[Interface dataset entries]
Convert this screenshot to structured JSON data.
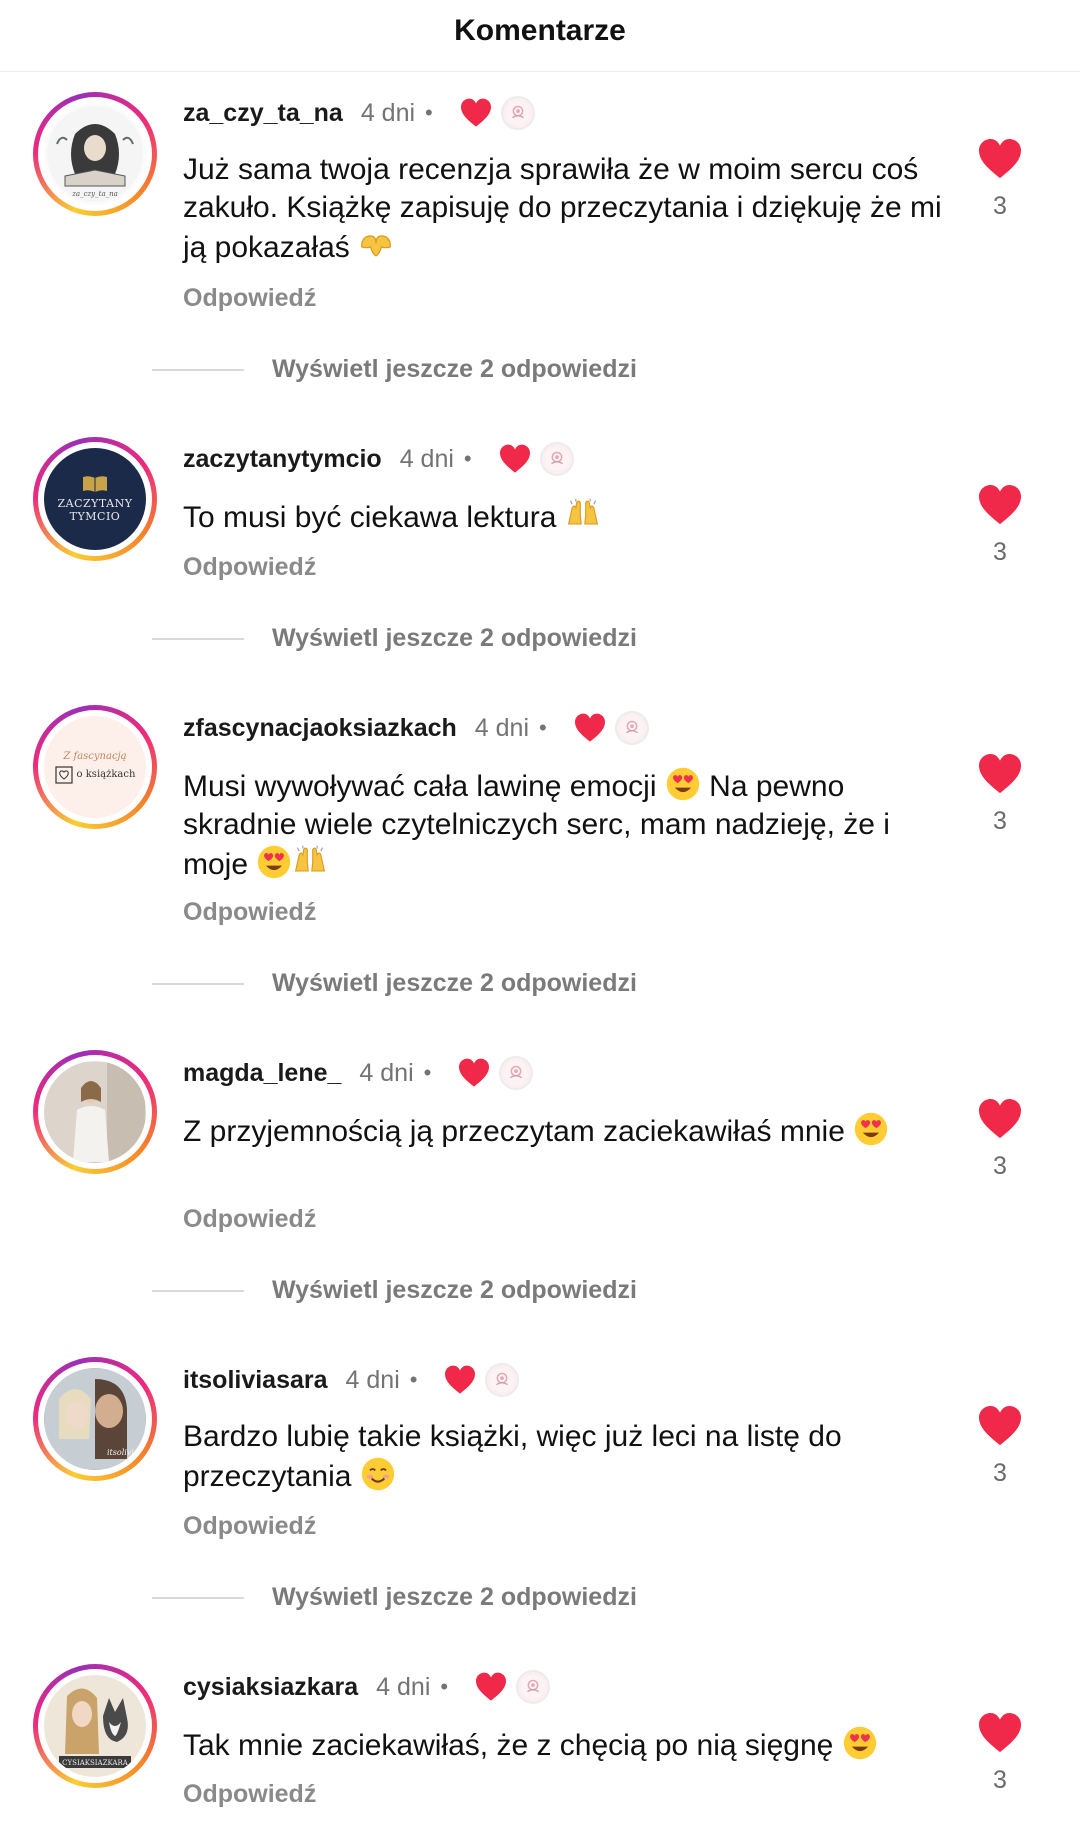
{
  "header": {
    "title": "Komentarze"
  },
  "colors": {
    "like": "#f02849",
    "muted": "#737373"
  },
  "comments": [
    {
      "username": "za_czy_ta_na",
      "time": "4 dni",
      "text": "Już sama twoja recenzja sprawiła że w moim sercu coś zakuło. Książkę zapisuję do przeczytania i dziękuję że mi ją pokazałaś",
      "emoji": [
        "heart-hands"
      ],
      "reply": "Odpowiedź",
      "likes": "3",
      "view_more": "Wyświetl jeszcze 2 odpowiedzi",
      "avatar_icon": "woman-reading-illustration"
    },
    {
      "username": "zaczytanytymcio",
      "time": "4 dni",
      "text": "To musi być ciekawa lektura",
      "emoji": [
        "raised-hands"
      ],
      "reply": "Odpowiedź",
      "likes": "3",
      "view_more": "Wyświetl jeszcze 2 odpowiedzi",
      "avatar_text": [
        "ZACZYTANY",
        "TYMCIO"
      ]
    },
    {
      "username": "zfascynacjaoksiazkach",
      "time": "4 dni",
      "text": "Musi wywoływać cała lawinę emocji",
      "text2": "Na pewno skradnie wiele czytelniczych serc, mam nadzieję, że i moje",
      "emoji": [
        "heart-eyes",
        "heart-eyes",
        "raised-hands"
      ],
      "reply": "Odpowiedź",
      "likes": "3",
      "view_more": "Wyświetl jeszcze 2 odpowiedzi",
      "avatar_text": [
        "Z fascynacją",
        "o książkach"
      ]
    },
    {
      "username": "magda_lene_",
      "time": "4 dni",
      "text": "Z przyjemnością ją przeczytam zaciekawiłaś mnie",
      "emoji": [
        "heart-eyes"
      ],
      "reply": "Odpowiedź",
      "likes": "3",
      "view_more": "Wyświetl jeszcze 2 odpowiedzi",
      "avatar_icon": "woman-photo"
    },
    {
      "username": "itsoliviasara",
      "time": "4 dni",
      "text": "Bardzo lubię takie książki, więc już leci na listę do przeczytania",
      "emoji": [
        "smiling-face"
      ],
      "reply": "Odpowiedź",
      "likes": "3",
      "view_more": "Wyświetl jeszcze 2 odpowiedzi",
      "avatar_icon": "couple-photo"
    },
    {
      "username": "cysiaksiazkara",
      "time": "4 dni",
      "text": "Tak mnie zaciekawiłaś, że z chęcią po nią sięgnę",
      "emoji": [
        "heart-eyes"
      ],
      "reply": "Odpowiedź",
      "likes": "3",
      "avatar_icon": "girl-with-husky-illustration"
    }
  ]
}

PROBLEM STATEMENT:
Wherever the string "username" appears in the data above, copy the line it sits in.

WRITTEN SOLUTION:
      "username": "za_czy_ta_na",
      "username": "zaczytanytymcio",
      "username": "zfascynacjaoksiazkach",
      "username": "magda_lene_",
      "username": "itsoliviasara",
      "username": "cysiaksiazkara",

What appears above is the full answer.